**What to do**
Nothing but an exact copy of the data should be output.

**Information given**

○ ○ ○ ○

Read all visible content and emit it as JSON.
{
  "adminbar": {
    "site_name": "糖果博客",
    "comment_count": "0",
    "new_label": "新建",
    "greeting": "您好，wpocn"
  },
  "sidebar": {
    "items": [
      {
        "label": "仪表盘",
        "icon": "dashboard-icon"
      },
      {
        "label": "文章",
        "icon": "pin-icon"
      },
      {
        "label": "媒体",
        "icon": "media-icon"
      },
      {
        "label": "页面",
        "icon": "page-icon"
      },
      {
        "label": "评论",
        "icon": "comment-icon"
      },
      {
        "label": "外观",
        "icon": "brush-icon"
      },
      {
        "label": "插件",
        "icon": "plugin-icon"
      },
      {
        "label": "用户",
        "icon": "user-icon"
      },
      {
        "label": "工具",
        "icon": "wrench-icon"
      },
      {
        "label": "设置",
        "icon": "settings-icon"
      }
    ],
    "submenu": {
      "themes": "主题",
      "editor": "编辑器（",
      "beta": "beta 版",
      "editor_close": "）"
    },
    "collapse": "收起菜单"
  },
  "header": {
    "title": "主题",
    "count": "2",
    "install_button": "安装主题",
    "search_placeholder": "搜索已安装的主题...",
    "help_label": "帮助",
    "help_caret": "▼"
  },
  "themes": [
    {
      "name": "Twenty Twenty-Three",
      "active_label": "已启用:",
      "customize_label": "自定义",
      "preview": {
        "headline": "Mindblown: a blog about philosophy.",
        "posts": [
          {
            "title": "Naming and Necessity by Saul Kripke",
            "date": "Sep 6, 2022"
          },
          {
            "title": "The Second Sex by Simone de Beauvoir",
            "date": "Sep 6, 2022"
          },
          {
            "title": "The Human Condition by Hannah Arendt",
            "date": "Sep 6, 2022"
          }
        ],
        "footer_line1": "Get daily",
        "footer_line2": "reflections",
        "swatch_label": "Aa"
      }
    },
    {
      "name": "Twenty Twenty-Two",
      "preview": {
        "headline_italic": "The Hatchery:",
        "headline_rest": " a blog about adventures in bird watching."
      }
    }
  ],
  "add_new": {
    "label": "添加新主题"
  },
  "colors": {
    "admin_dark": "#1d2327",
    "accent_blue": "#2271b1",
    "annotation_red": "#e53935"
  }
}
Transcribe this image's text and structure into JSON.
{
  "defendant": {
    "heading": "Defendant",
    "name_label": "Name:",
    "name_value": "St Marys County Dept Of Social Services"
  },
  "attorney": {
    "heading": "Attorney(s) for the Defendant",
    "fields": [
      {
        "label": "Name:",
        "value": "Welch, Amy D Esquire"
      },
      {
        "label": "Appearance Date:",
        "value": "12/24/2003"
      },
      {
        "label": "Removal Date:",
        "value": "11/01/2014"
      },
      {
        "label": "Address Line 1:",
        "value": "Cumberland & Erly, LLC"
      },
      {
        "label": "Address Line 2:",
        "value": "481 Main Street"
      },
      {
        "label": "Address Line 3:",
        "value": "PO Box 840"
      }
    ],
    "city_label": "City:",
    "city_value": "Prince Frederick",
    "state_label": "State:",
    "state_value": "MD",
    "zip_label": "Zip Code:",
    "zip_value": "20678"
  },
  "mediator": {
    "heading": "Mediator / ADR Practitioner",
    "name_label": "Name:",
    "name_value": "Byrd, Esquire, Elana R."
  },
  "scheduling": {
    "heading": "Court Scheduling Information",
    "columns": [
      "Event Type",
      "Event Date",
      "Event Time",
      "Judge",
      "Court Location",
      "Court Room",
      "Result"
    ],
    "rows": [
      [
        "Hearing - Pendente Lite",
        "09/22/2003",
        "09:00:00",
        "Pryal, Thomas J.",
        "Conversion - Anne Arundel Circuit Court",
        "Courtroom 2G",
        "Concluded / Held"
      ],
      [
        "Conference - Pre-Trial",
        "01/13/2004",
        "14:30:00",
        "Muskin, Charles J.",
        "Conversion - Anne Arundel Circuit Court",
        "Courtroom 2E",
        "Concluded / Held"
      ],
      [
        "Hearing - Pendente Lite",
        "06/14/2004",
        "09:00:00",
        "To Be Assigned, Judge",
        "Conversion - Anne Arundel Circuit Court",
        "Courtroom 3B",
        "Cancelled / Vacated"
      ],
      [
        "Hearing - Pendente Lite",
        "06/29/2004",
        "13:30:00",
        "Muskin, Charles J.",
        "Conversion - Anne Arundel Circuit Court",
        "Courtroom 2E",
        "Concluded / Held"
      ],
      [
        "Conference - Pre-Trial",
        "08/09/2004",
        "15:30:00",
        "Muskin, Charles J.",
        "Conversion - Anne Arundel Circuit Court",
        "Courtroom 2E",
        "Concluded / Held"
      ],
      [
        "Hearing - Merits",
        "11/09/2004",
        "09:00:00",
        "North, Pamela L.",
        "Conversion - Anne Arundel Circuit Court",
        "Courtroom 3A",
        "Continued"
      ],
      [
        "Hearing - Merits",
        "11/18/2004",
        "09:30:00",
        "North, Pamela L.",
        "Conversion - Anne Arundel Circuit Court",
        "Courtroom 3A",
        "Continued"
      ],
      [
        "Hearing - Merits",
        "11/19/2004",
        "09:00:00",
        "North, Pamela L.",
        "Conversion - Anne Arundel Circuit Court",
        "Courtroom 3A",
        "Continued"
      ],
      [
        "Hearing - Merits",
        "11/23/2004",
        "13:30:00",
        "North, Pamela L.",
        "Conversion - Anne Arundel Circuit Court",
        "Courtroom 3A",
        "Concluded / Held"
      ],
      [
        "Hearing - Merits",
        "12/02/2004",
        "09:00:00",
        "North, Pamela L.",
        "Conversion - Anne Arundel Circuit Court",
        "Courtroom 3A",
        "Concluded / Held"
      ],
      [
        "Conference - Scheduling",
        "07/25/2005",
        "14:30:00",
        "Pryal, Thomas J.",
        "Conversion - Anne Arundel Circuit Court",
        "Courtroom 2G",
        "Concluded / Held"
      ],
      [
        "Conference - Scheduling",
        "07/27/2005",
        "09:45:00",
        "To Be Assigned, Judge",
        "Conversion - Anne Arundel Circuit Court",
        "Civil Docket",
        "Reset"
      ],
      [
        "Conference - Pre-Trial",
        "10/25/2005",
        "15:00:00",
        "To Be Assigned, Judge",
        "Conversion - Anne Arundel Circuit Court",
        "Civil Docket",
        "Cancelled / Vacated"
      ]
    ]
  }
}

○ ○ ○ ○

**Result of the task**
Read all visible content and emit it as JSON.
{
  "adminbar": {
    "site_name": "糖果博客",
    "comment_count": "0",
    "new_label": "新建",
    "greeting": "您好，wpocn"
  },
  "sidebar": {
    "items": [
      {
        "label": "仪表盘",
        "icon": "dashboard-icon"
      },
      {
        "label": "文章",
        "icon": "pin-icon"
      },
      {
        "label": "媒体",
        "icon": "media-icon"
      },
      {
        "label": "页面",
        "icon": "page-icon"
      },
      {
        "label": "评论",
        "icon": "comment-icon"
      },
      {
        "label": "外观",
        "icon": "brush-icon"
      },
      {
        "label": "插件",
        "icon": "plugin-icon"
      },
      {
        "label": "用户",
        "icon": "user-icon"
      },
      {
        "label": "工具",
        "icon": "wrench-icon"
      },
      {
        "label": "设置",
        "icon": "settings-icon"
      }
    ],
    "submenu": {
      "themes": "主题",
      "editor": "编辑器（",
      "beta": "beta 版",
      "editor_close": "）"
    },
    "collapse": "收起菜单"
  },
  "header": {
    "title": "主题",
    "count": "2",
    "install_button": "安装主题",
    "search_placeholder": "搜索已安装的主题...",
    "help_label": "帮助",
    "help_caret": "▼"
  },
  "themes": [
    {
      "name": "Twenty Twenty-Three",
      "active_label": "已启用:",
      "customize_label": "自定义",
      "preview": {
        "headline": "Mindblown: a blog about philosophy.",
        "posts": [
          {
            "title": "Naming and Necessity by Saul Kripke",
            "date": "Sep 6, 2022"
          },
          {
            "title": "The Second Sex by Simone de Beauvoir",
            "date": "Sep 6, 2022"
          },
          {
            "title": "The Human Condition by Hannah Arendt",
            "date": "Sep 6, 2022"
          }
        ],
        "footer_line1": "Get daily",
        "footer_line2": "reflections",
        "swatch_label": "Aa"
      }
    },
    {
      "name": "Twenty Twenty-Two",
      "preview": {
        "headline_italic": "The Hatchery:",
        "headline_rest": " a blog about adventures in bird watching."
      }
    }
  ],
  "add_new": {
    "label": "添加新主题"
  },
  "colors": {
    "admin_dark": "#1d2327",
    "accent_blue": "#2271b1",
    "annotation_red": "#e53935"
  }
}
Transcribe this image's text and structure into JSON.
{
  "defendant": {
    "heading": "Defendant",
    "name_label": "Name:",
    "name_value": "St Marys County Dept Of Social Services"
  },
  "attorney": {
    "heading": "Attorney(s) for the Defendant",
    "fields": [
      {
        "label": "Name:",
        "value": "Welch, Amy D Esquire"
      },
      {
        "label": "Appearance Date:",
        "value": "12/24/2003"
      },
      {
        "label": "Removal Date:",
        "value": "11/01/2014"
      },
      {
        "label": "Address Line 1:",
        "value": "Cumberland & Erly, LLC"
      },
      {
        "label": "Address Line 2:",
        "value": "481 Main Street"
      },
      {
        "label": "Address Line 3:",
        "value": "PO Box 840"
      }
    ],
    "city_label": "City:",
    "city_value": "Prince Frederick",
    "state_label": "State:",
    "state_value": "MD",
    "zip_label": "Zip Code:",
    "zip_value": "20678"
  },
  "mediator": {
    "heading": "Mediator / ADR Practitioner",
    "name_label": "Name:",
    "name_value": "Byrd, Esquire, Elana R."
  },
  "scheduling": {
    "heading": "Court Scheduling Information",
    "columns": [
      "Event Type",
      "Event Date",
      "Event Time",
      "Judge",
      "Court Location",
      "Court Room",
      "Result"
    ],
    "rows": [
      [
        "Hearing - Pendente Lite",
        "09/22/2003",
        "09:00:00",
        "Pryal, Thomas J.",
        "Conversion - Anne Arundel Circuit Court",
        "Courtroom 2G",
        "Concluded / Held"
      ],
      [
        "Conference - Pre-Trial",
        "01/13/2004",
        "14:30:00",
        "Muskin, Charles J.",
        "Conversion - Anne Arundel Circuit Court",
        "Courtroom 2E",
        "Concluded / Held"
      ],
      [
        "Hearing - Pendente Lite",
        "06/14/2004",
        "09:00:00",
        "To Be Assigned, Judge",
        "Conversion - Anne Arundel Circuit Court",
        "Courtroom 3B",
        "Cancelled / Vacated"
      ],
      [
        "Hearing - Pendente Lite",
        "06/29/2004",
        "13:30:00",
        "Muskin, Charles J.",
        "Conversion - Anne Arundel Circuit Court",
        "Courtroom 2E",
        "Concluded / Held"
      ],
      [
        "Conference - Pre-Trial",
        "08/09/2004",
        "15:30:00",
        "Muskin, Charles J.",
        "Conversion - Anne Arundel Circuit Court",
        "Courtroom 2E",
        "Concluded / Held"
      ],
      [
        "Hearing - Merits",
        "11/09/2004",
        "09:00:00",
        "North, Pamela L.",
        "Conversion - Anne Arundel Circuit Court",
        "Courtroom 3A",
        "Continued"
      ],
      [
        "Hearing - Merits",
        "11/18/2004",
        "09:30:00",
        "North, Pamela L.",
        "Conversion - Anne Arundel Circuit Court",
        "Courtroom 3A",
        "Continued"
      ],
      [
        "Hearing - Merits",
        "11/19/2004",
        "09:00:00",
        "North, Pamela L.",
        "Conversion - Anne Arundel Circuit Court",
        "Courtroom 3A",
        "Continued"
      ],
      [
        "Hearing - Merits",
        "11/23/2004",
        "13:30:00",
        "North, Pamela L.",
        "Conversion - Anne Arundel Circuit Court",
        "Courtroom 3A",
        "Concluded / Held"
      ],
      [
        "Hearing - Merits",
        "12/02/2004",
        "09:00:00",
        "North, Pamela L.",
        "Conversion - Anne Arundel Circuit Court",
        "Courtroom 3A",
        "Concluded / Held"
      ],
      [
        "Conference - Scheduling",
        "07/25/2005",
        "14:30:00",
        "Pryal, Thomas J.",
        "Conversion - Anne Arundel Circuit Court",
        "Courtroom 2G",
        "Concluded / Held"
      ],
      [
        "Conference - Scheduling",
        "07/27/2005",
        "09:45:00",
        "To Be Assigned, Judge",
        "Conversion - Anne Arundel Circuit Court",
        "Civil Docket",
        "Reset"
      ],
      [
        "Conference - Pre-Trial",
        "10/25/2005",
        "15:00:00",
        "To Be Assigned, Judge",
        "Conversion - Anne Arundel Circuit Court",
        "Civil Docket",
        "Cancelled / Vacated"
      ]
    ]
  }
}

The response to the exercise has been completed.